Monday morning began like any other day of the year. The kids getting ready for school, Dad just about to go to work, Mom heading out shortly afterwards. The daily ritual always begins with Dad kissing the kids goodbye, and Mom waiting outside on the corner to get the kids on the school bus before she drives off to work too.
The school bus was running late, and Mom had an early morning class to teach at Cairo University, but the bus being late was never a big surprise. Cairo traffic is unpredictable even at 7:30 in the morning. As the bus approached, Mom was relieved because now she didn’t have to go so far out of her way if she had to drive the kids to school. The kids boarded the bus in what seemed to be an uneventful morning.
Driving to Cairo University, Mom came across long lines of minivan taxis all lined up to get fuel. There was another shortage of solar (diesel) which truck drivers and cabbies were struggling to find. The lines were so long that she knew it was a matter of time before tempers flared. But, so far everyone was lined-up hoping to fill-up their tanks so they can go about the business of earning their livelihoods.
She arrived at the University in her regular time. A morning class was to be followed by another starting at 11:00 AM. She prepared herself to teach that class in two parts because at noon students would leave for a short while to go to the Mosque when they heard the call for prayer. This wasn’t something that happened before, but has now become sort of a ritual.
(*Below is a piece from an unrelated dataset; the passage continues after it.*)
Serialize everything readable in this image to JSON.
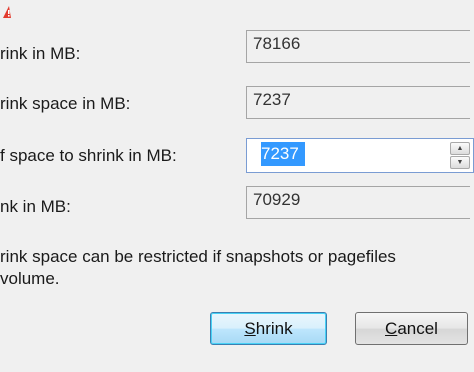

When the prayer call sounded, she left the podium quietly going back to her office to reconvene at 12:30. This is when she got the call. Her 12 year old son was on his cell phone which he is banned from using in school. But, they had a field trip today and he seemed in some level of distress. Thugs had boarded their school bus at a stop light and pulled their driver out of the driver’s seat, along with their female chaperone sitting in front. A brawl was ensuing with the driver and several men outside the school bus, and the kids on-board could see that two other thugs were siphoning off fuel from the gas tank of the bus as the driver was distracted. Apparently, this whole incident was engineered to steal the diesel from the bus.
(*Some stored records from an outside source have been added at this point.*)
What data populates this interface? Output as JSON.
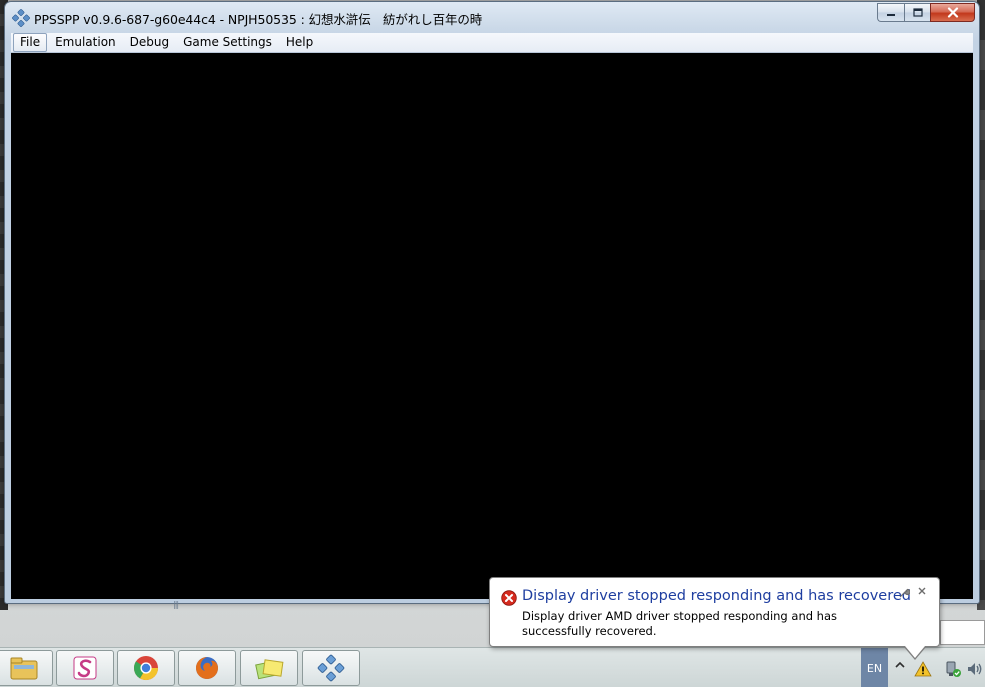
{
  "window": {
    "title": "PPSSPP v0.9.6-687-g60e44c4 - NPJH50535 : 幻想水滸伝　紡がれし百年の時"
  },
  "menu": {
    "items": [
      {
        "label": "File",
        "active": true
      },
      {
        "label": "Emulation",
        "active": false
      },
      {
        "label": "Debug",
        "active": false
      },
      {
        "label": "Game Settings",
        "active": false
      },
      {
        "label": "Help",
        "active": false
      }
    ]
  },
  "caption_buttons": {
    "minimize_icon": "minimize-icon",
    "maximize_icon": "maximize-icon",
    "close_icon": "close-icon"
  },
  "notification": {
    "title": "Display driver stopped responding and has recovered",
    "body": "Display driver AMD driver stopped responding and has successfully recovered.",
    "icon": "error-icon",
    "title_color": "#1e3ea0"
  },
  "taskbar": {
    "apps": [
      {
        "name": "windows-explorer",
        "icon": "folder-icon"
      },
      {
        "name": "paint-app",
        "icon": "paint-s-icon"
      },
      {
        "name": "chrome",
        "icon": "chrome-icon"
      },
      {
        "name": "firefox",
        "icon": "firefox-icon"
      },
      {
        "name": "sticky-notes",
        "icon": "notes-icon"
      },
      {
        "name": "ppsspp",
        "icon": "ppsspp-icon"
      }
    ],
    "language": "EN",
    "tray_icons": [
      "show-hidden-icons-arrow",
      "action-center-warning-icon",
      "network-icon",
      "volume-icon"
    ]
  },
  "colors": {
    "client_area": "#000000",
    "title_bar": "#c8d7e8",
    "close_button": "#c2381c",
    "language_indicator": "#6e86a6"
  }
}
Most of the kids on the school bus were 11 and 12 year old boys and girls. Their bus driver was being beaten, the fuel from their school bus was being stolen, and they were at a loss as to what to do. The phone call from the boy to his mother wasn’t one of panic, but more like an up-date of the events of the day. Sadly, most Egyptians have come to expect the unexpected.
But, while the boy on the bus and his friends didn’t seem to be in that much of a panic, the mother understandably was. She feared for the safety of the kids, and their bus driver. As the boy continued to describe the situation, she could over hear her son’s friends preparing to swarm the attackers to help their beloved bus driver. The mother screamed out to her son not to get involved and to tell everyone to stay in their seats. She would call 122 (911) and get the police to come to the location of the bus.
She hung up, dialed 122 and waited for an answer. No one answered the phone. She remembered the police were on strike and she called her husband in a panic. She was bewildered by the fact that in a city as big as Cairo, no one was available for emergencies. She called her husband and told him she was at a loss as to what to do. It would take either of them more than an hour or so to get to where the bus was stranded. But, luckily the husband knew a friend who worked close by from where the altercation was taking place.
The husband called the friend who immediately asked several of his co-workers to get to the bus as soon as possible to help the children. The father called the boy and told him help was coming. But, the boy was no longer answering his phone. In about 10 minutes, the father’s friend with his co-workers found their way to where the bus had been stopped. The 11 and 12 year old boys were now in fist-a-cuffs with the thugs and had pulled their bus driver free. As the older men approached, the thugs ran-off all heading in different directions. The kids, however, had seen the siphoners filling a nearby minivan with the fuel they had stolen from the bus.
They told the older men that these were the culprits, but pursuing them further served no purpose and there was worry that the thugs may be more amenable to using any weapons they had to thwart off the older crowd that had come to the scene.
Finally, the boy called his father to say that all was well and that his friend had come to the rescue. He did say they had the situation well in hand by the time help came and what other proof did his parents need that he and his friends were men now, not boys.
The bus had very little fuel left when the shaken-up bus driver turned on the engine. The bus couldn’t make it back to the school and it would take hours, if not days to find diesel anywhere in the city. The bus did have enough fuel to get to the near-by Hilton and there it sat until every family came to collect their children.
The boy’s mother gave up trying to teach her classes for the day and went to the Hilton to pick up her son. She cried when she saw him relieved he was OK. The boy’s only counter sentiment was to tell her to stop crying because she was embarrassing him in front of his friends. Her tears quickly turned to laughter. Maybe her boy really had become a man.
As they drove home, the mother took with her any of the kids that lived nearby that needed a lift. Dad too left the office to head home to be with them in case the boy had been shaken-up. But, he found every road leading back to where they lived at a standstill. Apparently, every minivan driver that couldn’t find diesel had used whatever fuel they had left to close the streets in protest. As the stranded motorists appealed to the minivan drivers to let them through, their message was consistent. If we can’t work, then you can’t either. It took four hours for the husband to get home from what would normally be a forty minute drive.
No sooner had he arrived did he discover that the power in their building was off again. These rolling power outages were happening a lot due to fuel shortages also. The kids were all home now sitting around their mother having dinner in candlelight. When the power was back on the kids and their parents called me to tell me the whole sordid story. The mother ended the conversation by saying that everything that was happening in Egypt today was adding on a few years of maturity for everyone. Boys are becoming men sooner then they needed to she said, and mothers are feeling a sense of fear that they had never known before. I asked if she would let her children ride the school bus tomorrow. Her answer, no because the school had called and said bus service was temporarily suspended due to lack of diesel. Oh well, she said, she preferred to drive the kids to school now herself anyway. Hearing this, her son quickly responded that he preferred the bus. Apparently, it’s more exciting than driving with Mom.